## Exercise brief
Please return each entry in the listing exactly.

## Data records

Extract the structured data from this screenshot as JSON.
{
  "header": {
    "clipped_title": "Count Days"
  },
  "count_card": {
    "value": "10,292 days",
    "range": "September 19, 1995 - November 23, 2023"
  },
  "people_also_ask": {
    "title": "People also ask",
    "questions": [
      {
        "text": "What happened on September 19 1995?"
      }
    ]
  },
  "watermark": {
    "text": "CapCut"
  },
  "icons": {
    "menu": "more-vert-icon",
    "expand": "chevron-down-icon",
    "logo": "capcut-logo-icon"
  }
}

## Exercise result
Extract the structured data from this screenshot as JSON.
{
  "header": {
    "clipped_title": "Count Days"
  },
  "count_card": {
    "value": "10,292 days",
    "range": "September 19, 1995 - November 23, 2023"
  },
  "people_also_ask": {
    "title": "People also ask",
    "questions": [
      {
        "text": "What happened on September 19 1995?"
      }
    ]
  },
  "watermark": {
    "text": "CapCut"
  },
  "icons": {
    "menu": "more-vert-icon",
    "expand": "chevron-down-icon",
    "logo": "capcut-logo-icon"
  }
}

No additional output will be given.